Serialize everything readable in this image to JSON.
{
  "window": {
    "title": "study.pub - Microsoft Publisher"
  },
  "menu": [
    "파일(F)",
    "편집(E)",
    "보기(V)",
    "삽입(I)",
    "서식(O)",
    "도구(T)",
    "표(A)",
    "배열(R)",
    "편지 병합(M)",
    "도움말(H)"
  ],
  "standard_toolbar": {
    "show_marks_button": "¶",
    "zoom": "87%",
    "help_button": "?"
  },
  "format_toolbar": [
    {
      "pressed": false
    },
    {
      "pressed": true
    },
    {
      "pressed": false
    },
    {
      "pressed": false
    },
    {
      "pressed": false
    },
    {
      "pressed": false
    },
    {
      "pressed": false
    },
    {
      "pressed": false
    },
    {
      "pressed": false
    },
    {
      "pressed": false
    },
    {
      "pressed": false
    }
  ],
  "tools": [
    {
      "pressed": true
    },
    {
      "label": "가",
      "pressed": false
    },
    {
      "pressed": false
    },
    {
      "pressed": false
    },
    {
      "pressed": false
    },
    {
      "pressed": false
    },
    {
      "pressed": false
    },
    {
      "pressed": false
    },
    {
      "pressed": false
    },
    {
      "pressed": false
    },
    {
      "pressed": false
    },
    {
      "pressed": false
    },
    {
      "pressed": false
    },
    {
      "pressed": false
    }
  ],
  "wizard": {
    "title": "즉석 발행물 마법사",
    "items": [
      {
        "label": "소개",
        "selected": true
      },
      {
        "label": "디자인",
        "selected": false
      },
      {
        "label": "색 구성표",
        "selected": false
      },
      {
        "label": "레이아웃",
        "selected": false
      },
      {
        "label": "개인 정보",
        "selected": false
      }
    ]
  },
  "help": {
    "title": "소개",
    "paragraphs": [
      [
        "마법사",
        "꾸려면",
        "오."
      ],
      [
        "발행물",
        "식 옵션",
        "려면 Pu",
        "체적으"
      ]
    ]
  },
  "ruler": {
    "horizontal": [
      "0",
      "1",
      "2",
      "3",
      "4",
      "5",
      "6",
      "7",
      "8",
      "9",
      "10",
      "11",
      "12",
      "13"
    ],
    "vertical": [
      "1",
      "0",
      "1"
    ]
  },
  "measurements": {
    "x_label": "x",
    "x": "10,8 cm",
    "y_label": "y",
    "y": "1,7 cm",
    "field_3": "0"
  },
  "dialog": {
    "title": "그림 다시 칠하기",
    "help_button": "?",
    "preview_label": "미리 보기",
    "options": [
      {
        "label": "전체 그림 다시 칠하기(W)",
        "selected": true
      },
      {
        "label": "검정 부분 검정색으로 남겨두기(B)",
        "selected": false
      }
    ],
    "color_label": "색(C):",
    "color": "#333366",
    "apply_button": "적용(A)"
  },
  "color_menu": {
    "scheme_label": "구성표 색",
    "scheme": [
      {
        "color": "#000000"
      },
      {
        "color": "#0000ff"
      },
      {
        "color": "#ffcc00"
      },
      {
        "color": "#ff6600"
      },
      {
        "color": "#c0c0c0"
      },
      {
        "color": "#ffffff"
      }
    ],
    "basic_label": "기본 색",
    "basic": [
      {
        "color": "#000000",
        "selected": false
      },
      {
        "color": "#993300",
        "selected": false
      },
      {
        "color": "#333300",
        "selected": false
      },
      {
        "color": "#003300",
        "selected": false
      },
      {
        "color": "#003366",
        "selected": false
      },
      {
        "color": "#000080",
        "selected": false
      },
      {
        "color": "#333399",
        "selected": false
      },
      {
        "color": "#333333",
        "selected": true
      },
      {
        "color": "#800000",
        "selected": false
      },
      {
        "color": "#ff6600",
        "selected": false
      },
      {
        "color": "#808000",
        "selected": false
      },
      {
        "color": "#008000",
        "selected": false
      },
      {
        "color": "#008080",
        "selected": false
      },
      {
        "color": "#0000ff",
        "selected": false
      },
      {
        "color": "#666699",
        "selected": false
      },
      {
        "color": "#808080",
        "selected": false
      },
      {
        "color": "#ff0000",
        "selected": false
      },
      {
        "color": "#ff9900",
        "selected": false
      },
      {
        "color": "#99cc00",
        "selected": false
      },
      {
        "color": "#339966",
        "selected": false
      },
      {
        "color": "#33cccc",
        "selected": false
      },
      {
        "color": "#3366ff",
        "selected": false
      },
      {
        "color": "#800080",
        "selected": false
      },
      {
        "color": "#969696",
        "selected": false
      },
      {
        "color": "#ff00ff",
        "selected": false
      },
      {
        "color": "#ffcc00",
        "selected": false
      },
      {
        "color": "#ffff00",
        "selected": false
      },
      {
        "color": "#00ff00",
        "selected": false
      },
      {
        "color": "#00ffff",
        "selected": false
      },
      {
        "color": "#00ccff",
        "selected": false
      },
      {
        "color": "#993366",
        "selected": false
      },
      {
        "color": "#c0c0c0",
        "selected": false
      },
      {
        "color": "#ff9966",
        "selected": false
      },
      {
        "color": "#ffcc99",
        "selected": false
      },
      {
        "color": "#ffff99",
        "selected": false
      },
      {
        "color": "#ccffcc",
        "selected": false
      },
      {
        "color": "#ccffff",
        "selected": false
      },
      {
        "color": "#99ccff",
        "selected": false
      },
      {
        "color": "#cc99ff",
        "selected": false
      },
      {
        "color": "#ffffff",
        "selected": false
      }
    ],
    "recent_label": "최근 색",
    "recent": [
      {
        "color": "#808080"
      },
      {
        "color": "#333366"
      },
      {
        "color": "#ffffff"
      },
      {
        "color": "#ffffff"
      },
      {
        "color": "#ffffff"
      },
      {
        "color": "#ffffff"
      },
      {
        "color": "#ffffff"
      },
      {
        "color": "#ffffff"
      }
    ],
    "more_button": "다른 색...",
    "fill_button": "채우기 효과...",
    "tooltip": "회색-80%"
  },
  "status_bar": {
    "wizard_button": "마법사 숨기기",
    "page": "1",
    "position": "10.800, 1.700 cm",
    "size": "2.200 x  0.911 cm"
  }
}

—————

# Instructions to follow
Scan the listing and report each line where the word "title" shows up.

# Exercise output
    "title": "study.pub - Microsoft Publisher"
    "title": "즉석 발행물 마법사",
    "title": "소개",
    "title": "그림 다시 칠하기",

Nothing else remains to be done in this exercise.